◆ **Problem statement**
Filter task. Return each line of the material that holds the string "JSON".
■ ■ ■ ■ ■
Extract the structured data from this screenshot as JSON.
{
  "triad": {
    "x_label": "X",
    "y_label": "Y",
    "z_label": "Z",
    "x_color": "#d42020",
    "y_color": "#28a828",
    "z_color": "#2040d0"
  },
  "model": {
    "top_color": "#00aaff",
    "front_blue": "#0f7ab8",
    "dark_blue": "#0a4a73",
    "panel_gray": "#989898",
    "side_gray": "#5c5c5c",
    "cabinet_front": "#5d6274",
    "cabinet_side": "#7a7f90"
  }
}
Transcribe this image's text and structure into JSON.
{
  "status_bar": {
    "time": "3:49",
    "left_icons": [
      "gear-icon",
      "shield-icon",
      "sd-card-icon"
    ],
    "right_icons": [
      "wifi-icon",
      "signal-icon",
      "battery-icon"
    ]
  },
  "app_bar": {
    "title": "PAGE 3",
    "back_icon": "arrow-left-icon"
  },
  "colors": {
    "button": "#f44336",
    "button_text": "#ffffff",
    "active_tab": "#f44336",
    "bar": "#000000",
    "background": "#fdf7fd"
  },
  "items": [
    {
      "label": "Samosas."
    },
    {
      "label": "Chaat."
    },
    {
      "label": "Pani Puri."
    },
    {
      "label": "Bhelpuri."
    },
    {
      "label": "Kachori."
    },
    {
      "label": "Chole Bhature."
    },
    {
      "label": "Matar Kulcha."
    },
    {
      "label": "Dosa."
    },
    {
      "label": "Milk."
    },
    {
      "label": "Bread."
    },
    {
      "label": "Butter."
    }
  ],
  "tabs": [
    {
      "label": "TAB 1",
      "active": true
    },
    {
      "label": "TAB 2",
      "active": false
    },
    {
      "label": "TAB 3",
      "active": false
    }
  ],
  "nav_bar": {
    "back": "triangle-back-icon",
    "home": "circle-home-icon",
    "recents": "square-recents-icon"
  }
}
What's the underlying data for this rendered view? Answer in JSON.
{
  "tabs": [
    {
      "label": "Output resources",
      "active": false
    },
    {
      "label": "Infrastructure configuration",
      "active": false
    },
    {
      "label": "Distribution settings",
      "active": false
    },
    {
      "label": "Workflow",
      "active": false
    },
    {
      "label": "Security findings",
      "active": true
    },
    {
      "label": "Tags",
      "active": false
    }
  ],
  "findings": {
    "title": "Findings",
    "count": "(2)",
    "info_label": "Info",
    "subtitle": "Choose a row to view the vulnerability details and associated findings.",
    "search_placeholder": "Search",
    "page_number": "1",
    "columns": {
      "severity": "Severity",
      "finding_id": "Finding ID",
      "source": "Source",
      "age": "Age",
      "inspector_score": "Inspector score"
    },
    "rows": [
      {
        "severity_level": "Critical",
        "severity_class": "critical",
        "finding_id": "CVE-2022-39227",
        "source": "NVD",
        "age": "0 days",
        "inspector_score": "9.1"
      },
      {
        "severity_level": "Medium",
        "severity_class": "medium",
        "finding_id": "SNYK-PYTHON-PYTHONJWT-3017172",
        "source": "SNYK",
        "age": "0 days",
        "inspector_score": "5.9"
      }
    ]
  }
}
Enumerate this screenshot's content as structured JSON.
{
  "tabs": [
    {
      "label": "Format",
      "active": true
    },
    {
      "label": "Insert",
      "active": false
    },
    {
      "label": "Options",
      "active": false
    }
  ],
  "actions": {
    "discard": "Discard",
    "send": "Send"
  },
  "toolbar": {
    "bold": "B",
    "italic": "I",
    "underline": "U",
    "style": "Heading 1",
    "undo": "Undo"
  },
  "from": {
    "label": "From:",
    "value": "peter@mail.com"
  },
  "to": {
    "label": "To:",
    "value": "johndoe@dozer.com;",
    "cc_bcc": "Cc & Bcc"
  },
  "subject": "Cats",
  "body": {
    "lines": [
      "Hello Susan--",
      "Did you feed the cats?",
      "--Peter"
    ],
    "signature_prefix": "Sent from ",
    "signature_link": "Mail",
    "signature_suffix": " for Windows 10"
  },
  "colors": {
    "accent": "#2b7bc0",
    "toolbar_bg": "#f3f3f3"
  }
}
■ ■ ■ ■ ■
◆ **Written solution**
Extract the structured data from this screenshot as JSON.
Transcribe this image's text and structure into JSON.
What's the underlying data for this rendered view? Answer in JSON.
Enumerate this screenshot's content as structured JSON.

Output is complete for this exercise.